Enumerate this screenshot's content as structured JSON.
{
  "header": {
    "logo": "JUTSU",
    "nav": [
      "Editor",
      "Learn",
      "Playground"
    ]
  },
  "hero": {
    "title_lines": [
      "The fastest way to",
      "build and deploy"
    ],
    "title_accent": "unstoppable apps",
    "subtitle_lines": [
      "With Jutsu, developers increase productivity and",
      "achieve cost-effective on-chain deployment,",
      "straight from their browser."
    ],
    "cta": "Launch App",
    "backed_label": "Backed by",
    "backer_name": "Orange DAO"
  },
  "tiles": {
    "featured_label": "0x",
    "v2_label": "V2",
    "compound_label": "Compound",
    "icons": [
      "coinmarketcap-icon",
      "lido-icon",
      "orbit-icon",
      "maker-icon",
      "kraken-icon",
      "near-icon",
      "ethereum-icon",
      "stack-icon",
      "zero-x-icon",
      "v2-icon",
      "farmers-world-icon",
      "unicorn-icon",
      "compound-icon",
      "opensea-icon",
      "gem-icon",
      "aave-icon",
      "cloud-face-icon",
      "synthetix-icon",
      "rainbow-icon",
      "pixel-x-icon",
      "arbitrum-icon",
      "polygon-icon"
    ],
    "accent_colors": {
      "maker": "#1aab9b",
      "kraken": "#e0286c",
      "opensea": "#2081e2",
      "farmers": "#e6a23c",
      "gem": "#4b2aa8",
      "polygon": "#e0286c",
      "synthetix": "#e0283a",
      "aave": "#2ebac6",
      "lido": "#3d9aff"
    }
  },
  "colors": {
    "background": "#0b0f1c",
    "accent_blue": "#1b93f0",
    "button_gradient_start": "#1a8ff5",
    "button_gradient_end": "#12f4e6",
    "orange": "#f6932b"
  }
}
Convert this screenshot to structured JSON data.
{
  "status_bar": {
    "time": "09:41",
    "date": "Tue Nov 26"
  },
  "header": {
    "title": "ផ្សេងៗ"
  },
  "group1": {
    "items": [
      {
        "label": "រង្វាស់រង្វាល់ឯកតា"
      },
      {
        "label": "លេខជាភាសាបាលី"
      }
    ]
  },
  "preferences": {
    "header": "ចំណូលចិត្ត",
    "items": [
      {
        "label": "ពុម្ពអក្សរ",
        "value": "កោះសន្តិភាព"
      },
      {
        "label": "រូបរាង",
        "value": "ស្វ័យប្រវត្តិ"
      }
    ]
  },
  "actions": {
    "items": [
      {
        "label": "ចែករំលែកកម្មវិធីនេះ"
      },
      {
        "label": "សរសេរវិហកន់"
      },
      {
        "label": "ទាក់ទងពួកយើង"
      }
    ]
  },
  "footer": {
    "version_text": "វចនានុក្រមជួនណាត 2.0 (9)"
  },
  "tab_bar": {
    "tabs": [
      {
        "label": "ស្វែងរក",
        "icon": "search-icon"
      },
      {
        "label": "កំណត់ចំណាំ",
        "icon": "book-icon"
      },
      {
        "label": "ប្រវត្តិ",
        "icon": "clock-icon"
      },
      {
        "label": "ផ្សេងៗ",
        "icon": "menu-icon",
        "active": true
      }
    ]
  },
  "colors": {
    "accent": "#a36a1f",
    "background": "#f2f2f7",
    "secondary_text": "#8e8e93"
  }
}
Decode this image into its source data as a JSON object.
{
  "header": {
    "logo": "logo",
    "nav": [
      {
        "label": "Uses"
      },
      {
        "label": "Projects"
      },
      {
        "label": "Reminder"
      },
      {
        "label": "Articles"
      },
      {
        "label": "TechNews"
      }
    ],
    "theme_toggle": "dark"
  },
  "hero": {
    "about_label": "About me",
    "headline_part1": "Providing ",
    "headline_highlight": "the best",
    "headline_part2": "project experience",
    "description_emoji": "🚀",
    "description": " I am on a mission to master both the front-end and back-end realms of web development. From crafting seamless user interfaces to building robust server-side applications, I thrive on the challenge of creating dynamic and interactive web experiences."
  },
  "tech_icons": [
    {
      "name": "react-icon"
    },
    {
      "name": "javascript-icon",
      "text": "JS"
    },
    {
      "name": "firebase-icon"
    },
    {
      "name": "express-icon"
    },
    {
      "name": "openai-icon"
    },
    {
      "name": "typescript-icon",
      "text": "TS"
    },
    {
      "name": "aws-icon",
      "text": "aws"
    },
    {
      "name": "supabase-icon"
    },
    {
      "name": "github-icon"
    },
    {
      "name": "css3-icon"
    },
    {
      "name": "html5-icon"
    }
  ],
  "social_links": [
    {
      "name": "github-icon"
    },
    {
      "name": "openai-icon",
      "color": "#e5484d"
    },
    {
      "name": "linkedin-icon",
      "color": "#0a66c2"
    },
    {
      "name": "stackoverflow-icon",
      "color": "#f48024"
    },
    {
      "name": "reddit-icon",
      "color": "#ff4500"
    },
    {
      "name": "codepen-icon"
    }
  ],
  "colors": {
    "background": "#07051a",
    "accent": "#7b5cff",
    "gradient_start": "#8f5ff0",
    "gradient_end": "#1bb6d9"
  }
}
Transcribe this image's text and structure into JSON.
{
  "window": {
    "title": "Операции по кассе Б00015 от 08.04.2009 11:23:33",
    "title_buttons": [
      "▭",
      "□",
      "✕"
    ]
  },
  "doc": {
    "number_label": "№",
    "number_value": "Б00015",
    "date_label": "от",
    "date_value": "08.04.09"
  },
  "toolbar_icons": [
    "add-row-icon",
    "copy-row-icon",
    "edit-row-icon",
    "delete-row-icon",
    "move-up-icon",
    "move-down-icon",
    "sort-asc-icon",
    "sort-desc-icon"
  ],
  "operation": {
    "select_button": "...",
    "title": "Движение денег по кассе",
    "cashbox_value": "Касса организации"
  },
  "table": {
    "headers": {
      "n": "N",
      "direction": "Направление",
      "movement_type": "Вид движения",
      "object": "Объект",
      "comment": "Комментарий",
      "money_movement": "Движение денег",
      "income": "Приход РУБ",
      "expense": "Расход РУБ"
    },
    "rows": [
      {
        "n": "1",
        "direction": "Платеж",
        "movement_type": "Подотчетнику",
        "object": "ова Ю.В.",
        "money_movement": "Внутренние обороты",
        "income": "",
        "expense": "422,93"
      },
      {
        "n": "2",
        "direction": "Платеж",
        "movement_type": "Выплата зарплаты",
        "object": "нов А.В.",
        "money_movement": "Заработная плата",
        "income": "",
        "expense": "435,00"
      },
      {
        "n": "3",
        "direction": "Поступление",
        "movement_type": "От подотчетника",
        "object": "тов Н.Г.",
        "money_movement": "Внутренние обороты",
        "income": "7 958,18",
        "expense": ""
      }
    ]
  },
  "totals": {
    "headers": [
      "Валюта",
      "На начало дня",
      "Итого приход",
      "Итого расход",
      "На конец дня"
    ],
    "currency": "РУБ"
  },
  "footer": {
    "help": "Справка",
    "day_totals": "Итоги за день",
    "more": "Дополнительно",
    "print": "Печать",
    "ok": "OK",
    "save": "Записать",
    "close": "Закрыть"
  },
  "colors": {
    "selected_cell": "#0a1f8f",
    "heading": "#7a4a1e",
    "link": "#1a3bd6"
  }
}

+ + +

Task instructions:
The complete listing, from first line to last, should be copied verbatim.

Response area:
Enumerate this screenshot's content as structured JSON.
{
  "header": {
    "logo": "JUTSU",
    "nav": [
      "Editor",
      "Learn",
      "Playground"
    ]
  },
  "hero": {
    "title_lines": [
      "The fastest way to",
      "build and deploy"
    ],
    "title_accent": "unstoppable apps",
    "subtitle_lines": [
      "With Jutsu, developers increase productivity and",
      "achieve cost-effective on-chain deployment,",
      "straight from their browser."
    ],
    "cta": "Launch App",
    "backed_label": "Backed by",
    "backer_name": "Orange DAO"
  },
  "tiles": {
    "featured_label": "0x",
    "v2_label": "V2",
    "compound_label": "Compound",
    "icons": [
      "coinmarketcap-icon",
      "lido-icon",
      "orbit-icon",
      "maker-icon",
      "kraken-icon",
      "near-icon",
      "ethereum-icon",
      "stack-icon",
      "zero-x-icon",
      "v2-icon",
      "farmers-world-icon",
      "unicorn-icon",
      "compound-icon",
      "opensea-icon",
      "gem-icon",
      "aave-icon",
      "cloud-face-icon",
      "synthetix-icon",
      "rainbow-icon",
      "pixel-x-icon",
      "arbitrum-icon",
      "polygon-icon"
    ],
    "accent_colors": {
      "maker": "#1aab9b",
      "kraken": "#e0286c",
      "opensea": "#2081e2",
      "farmers": "#e6a23c",
      "gem": "#4b2aa8",
      "polygon": "#e0286c",
      "synthetix": "#e0283a",
      "aave": "#2ebac6",
      "lido": "#3d9aff"
    }
  },
  "colors": {
    "background": "#0b0f1c",
    "accent_blue": "#1b93f0",
    "button_gradient_start": "#1a8ff5",
    "button_gradient_end": "#12f4e6",
    "orange": "#f6932b"
  }
}
Convert this screenshot to structured JSON data.
{
  "status_bar": {
    "time": "09:41",
    "date": "Tue Nov 26"
  },
  "header": {
    "title": "ផ្សេងៗ"
  },
  "group1": {
    "items": [
      {
        "label": "រង្វាស់រង្វាល់ឯកតា"
      },
      {
        "label": "លេខជាភាសាបាលី"
      }
    ]
  },
  "preferences": {
    "header": "ចំណូលចិត្ត",
    "items": [
      {
        "label": "ពុម្ពអក្សរ",
        "value": "កោះសន្តិភាព"
      },
      {
        "label": "រូបរាង",
        "value": "ស្វ័យប្រវត្តិ"
      }
    ]
  },
  "actions": {
    "items": [
      {
        "label": "ចែករំលែកកម្មវិធីនេះ"
      },
      {
        "label": "សរសេរវិហកន់"
      },
      {
        "label": "ទាក់ទងពួកយើង"
      }
    ]
  },
  "footer": {
    "version_text": "វចនានុក្រមជួនណាត 2.0 (9)"
  },
  "tab_bar": {
    "tabs": [
      {
        "label": "ស្វែងរក",
        "icon": "search-icon"
      },
      {
        "label": "កំណត់ចំណាំ",
        "icon": "book-icon"
      },
      {
        "label": "ប្រវត្តិ",
        "icon": "clock-icon"
      },
      {
        "label": "ផ្សេងៗ",
        "icon": "menu-icon",
        "active": true
      }
    ]
  },
  "colors": {
    "accent": "#a36a1f",
    "background": "#f2f2f7",
    "secondary_text": "#8e8e93"
  }
}
Decode this image into its source data as a JSON object.
{
  "header": {
    "logo": "logo",
    "nav": [
      {
        "label": "Uses"
      },
      {
        "label": "Projects"
      },
      {
        "label": "Reminder"
      },
      {
        "label": "Articles"
      },
      {
        "label": "TechNews"
      }
    ],
    "theme_toggle": "dark"
  },
  "hero": {
    "about_label": "About me",
    "headline_part1": "Providing ",
    "headline_highlight": "the best",
    "headline_part2": "project experience",
    "description_emoji": "🚀",
    "description": " I am on a mission to master both the front-end and back-end realms of web development. From crafting seamless user interfaces to building robust server-side applications, I thrive on the challenge of creating dynamic and interactive web experiences."
  },
  "tech_icons": [
    {
      "name": "react-icon"
    },
    {
      "name": "javascript-icon",
      "text": "JS"
    },
    {
      "name": "firebase-icon"
    },
    {
      "name": "express-icon"
    },
    {
      "name": "openai-icon"
    },
    {
      "name": "typescript-icon",
      "text": "TS"
    },
    {
      "name": "aws-icon",
      "text": "aws"
    },
    {
      "name": "supabase-icon"
    },
    {
      "name": "github-icon"
    },
    {
      "name": "css3-icon"
    },
    {
      "name": "html5-icon"
    }
  ],
  "social_links": [
    {
      "name": "github-icon"
    },
    {
      "name": "openai-icon",
      "color": "#e5484d"
    },
    {
      "name": "linkedin-icon",
      "color": "#0a66c2"
    },
    {
      "name": "stackoverflow-icon",
      "color": "#f48024"
    },
    {
      "name": "reddit-icon",
      "color": "#ff4500"
    },
    {
      "name": "codepen-icon"
    }
  ],
  "colors": {
    "background": "#07051a",
    "accent": "#7b5cff",
    "gradient_start": "#8f5ff0",
    "gradient_end": "#1bb6d9"
  }
}
Transcribe this image's text and structure into JSON.
{
  "window": {
    "title": "Операции по кассе Б00015 от 08.04.2009 11:23:33",
    "title_buttons": [
      "▭",
      "□",
      "✕"
    ]
  },
  "doc": {
    "number_label": "№",
    "number_value": "Б00015",
    "date_label": "от",
    "date_value": "08.04.09"
  },
  "toolbar_icons": [
    "add-row-icon",
    "copy-row-icon",
    "edit-row-icon",
    "delete-row-icon",
    "move-up-icon",
    "move-down-icon",
    "sort-asc-icon",
    "sort-desc-icon"
  ],
  "operation": {
    "select_button": "...",
    "title": "Движение денег по кассе",
    "cashbox_value": "Касса организации"
  },
  "table": {
    "headers": {
      "n": "N",
      "direction": "Направление",
      "movement_type": "Вид движения",
      "object": "Объект",
      "comment": "Комментарий",
      "money_movement": "Движение денег",
      "income": "Приход РУБ",
      "expense": "Расход РУБ"
    },
    "rows": [
      {
        "n": "1",
        "direction": "Платеж",
        "movement_type": "Подотчетнику",
        "object": "ова Ю.В.",
        "money_movement": "Внутренние обороты",
        "income": "",
        "expense": "422,93"
      },
      {
        "n": "2",
        "direction": "Платеж",
        "movement_type": "Выплата зарплаты",
        "object": "нов А.В.",
        "money_movement": "Заработная плата",
        "income": "",
        "expense": "435,00"
      },
      {
        "n": "3",
        "direction": "Поступление",
        "movement_type": "От подотчетника",
        "object": "тов Н.Г.",
        "money_movement": "Внутренние обороты",
        "income": "7 958,18",
        "expense": ""
      }
    ]
  },
  "totals": {
    "headers": [
      "Валюта",
      "На начало дня",
      "Итого приход",
      "Итого расход",
      "На конец дня"
    ],
    "currency": "РУБ"
  },
  "footer": {
    "help": "Справка",
    "day_totals": "Итоги за день",
    "more": "Дополнительно",
    "print": "Печать",
    "ok": "OK",
    "save": "Записать",
    "close": "Закрыть"
  },
  "colors": {
    "selected_cell": "#0a1f8f",
    "heading": "#7a4a1e",
    "link": "#1a3bd6"
  }
}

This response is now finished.